WORK REQUIRED: Each line of the records below that holds "Select" should be returned.

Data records
*-*-*

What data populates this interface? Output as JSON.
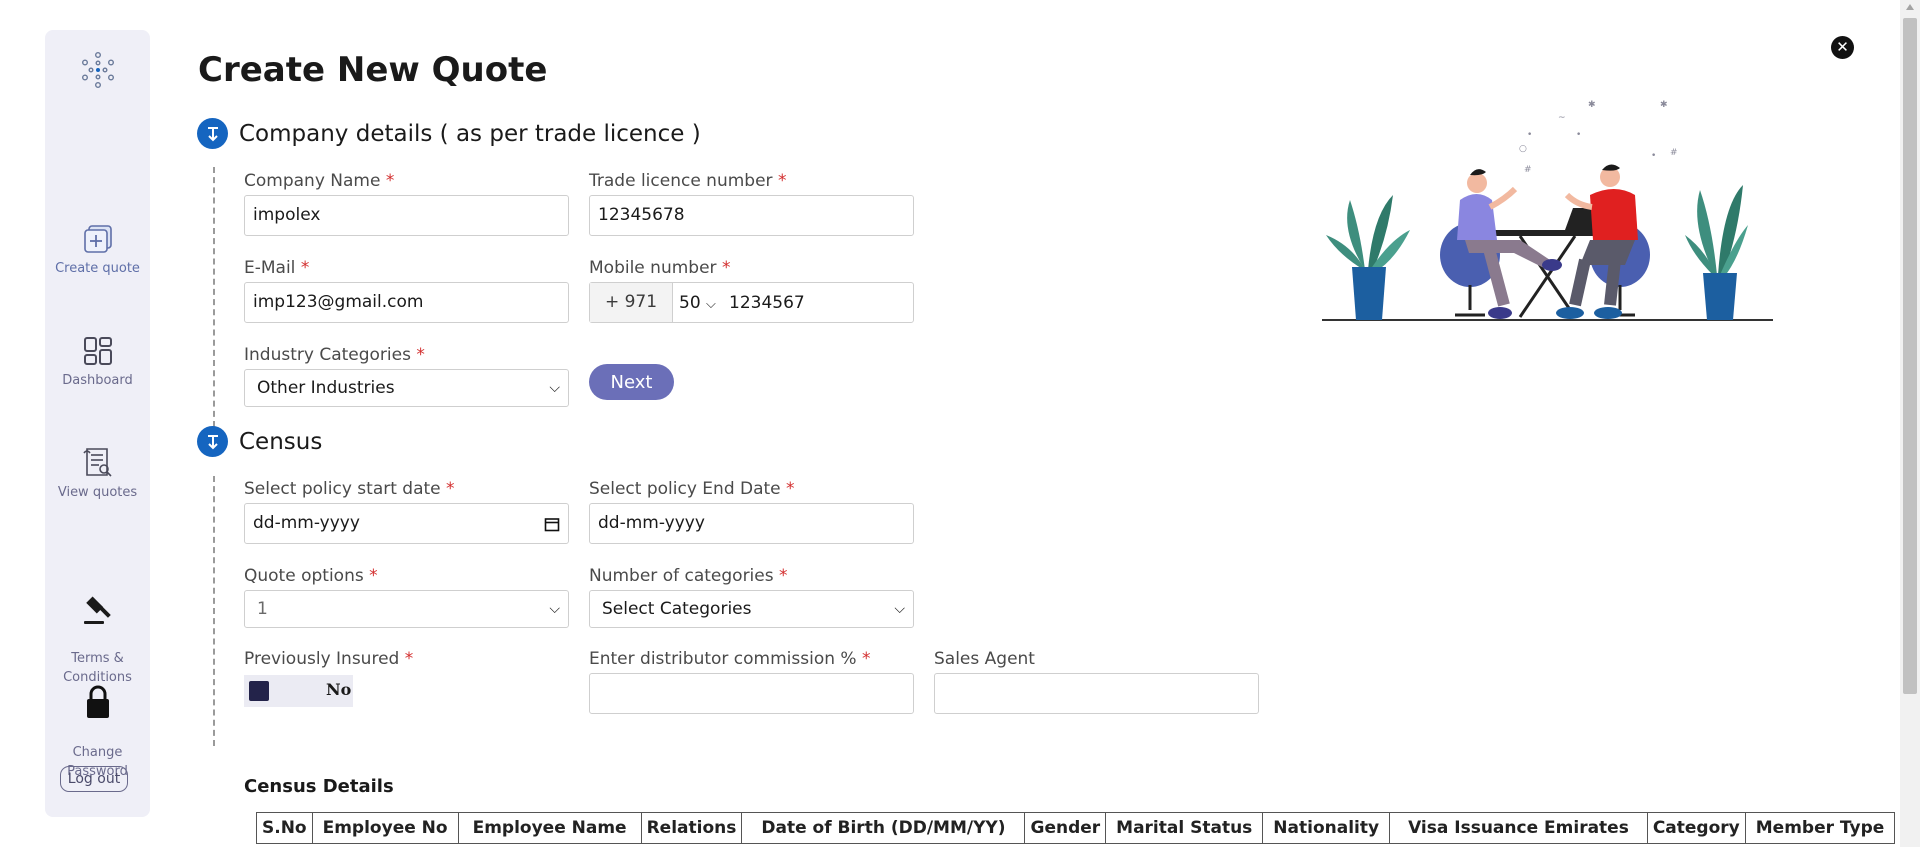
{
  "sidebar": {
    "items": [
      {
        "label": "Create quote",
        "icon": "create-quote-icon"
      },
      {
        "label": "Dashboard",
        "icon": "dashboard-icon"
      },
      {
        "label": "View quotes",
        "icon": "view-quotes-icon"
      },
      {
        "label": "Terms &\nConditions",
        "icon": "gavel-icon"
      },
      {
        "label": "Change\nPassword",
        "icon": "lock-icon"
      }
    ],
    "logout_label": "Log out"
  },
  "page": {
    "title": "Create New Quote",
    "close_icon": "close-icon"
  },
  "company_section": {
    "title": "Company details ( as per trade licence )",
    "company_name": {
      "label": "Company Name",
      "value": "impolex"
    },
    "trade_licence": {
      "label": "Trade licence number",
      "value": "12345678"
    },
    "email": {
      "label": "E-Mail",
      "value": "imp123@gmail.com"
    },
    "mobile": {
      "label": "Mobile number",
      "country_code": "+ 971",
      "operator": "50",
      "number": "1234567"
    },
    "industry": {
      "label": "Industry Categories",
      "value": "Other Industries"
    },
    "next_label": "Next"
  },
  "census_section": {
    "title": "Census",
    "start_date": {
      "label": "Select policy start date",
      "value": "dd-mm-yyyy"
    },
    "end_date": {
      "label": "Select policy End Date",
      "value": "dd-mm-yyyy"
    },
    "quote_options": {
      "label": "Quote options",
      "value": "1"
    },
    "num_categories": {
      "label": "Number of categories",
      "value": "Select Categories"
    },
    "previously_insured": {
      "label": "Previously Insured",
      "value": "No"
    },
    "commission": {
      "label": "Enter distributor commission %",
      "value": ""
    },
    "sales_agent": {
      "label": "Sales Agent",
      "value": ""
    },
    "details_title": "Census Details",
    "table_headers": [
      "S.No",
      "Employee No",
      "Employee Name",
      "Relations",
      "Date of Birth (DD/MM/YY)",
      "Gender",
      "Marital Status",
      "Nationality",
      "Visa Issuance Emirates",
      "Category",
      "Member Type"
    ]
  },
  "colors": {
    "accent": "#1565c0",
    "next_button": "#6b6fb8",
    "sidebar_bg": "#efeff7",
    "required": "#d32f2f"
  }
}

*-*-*

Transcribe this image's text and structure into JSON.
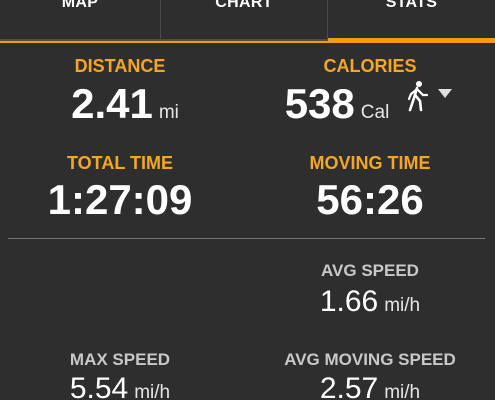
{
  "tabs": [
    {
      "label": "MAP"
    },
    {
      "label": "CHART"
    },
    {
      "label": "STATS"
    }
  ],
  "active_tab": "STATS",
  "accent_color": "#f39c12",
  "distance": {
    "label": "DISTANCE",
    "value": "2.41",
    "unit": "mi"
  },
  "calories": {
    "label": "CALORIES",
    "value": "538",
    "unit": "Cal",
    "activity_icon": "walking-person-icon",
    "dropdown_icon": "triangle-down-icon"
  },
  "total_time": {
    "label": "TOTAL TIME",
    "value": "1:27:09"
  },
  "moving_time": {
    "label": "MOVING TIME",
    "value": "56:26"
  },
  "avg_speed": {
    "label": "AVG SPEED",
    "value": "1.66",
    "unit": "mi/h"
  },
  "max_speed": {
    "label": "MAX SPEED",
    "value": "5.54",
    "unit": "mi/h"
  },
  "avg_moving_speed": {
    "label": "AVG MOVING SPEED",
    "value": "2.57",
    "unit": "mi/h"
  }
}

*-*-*

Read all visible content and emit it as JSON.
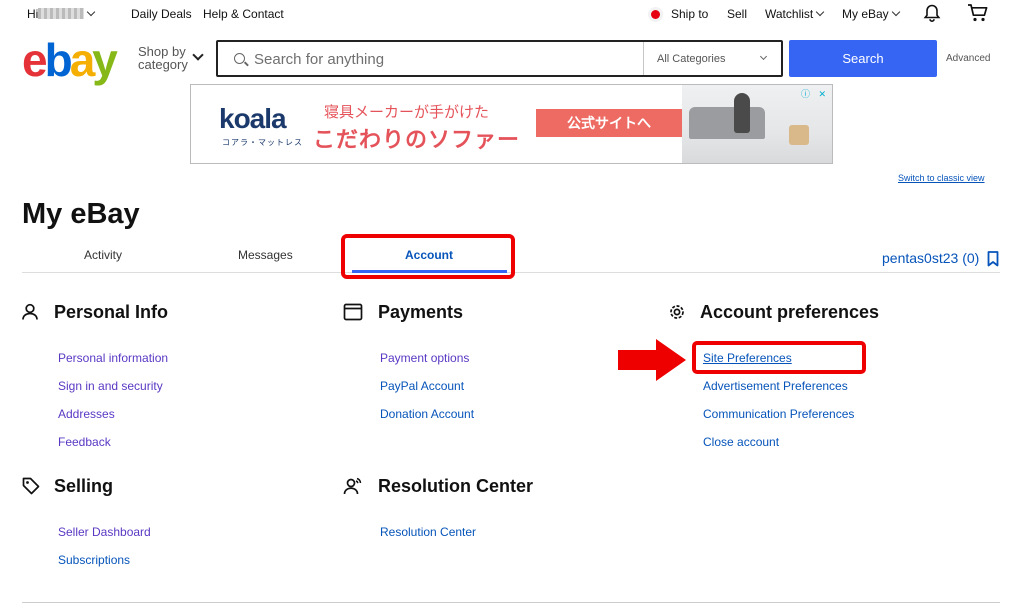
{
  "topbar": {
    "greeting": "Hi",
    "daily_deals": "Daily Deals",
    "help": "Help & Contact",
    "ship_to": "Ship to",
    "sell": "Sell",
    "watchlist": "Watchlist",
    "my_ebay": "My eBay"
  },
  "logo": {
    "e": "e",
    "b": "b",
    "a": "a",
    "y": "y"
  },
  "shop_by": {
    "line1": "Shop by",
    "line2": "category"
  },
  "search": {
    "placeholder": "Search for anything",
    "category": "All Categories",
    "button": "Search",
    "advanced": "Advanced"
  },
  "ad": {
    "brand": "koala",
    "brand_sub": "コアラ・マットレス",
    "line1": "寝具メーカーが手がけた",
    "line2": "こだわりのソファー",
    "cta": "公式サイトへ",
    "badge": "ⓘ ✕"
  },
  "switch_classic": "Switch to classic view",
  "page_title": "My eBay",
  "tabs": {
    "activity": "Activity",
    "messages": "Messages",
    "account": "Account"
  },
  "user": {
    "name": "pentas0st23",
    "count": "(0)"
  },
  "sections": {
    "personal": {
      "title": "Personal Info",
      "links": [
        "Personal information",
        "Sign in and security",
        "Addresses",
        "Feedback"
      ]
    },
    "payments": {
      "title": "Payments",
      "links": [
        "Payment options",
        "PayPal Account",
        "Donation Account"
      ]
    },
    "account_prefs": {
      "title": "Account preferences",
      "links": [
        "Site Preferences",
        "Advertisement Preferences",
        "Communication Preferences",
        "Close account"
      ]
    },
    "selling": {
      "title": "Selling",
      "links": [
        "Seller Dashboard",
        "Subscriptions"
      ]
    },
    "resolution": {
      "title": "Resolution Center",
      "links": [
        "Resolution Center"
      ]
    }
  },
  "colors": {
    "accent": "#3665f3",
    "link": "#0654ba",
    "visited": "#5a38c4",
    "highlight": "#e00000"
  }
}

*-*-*

COMPLETED TASK:
      "label": "Select policy start date",
      "label": "Select policy End Date",
      "value": "Select Categories"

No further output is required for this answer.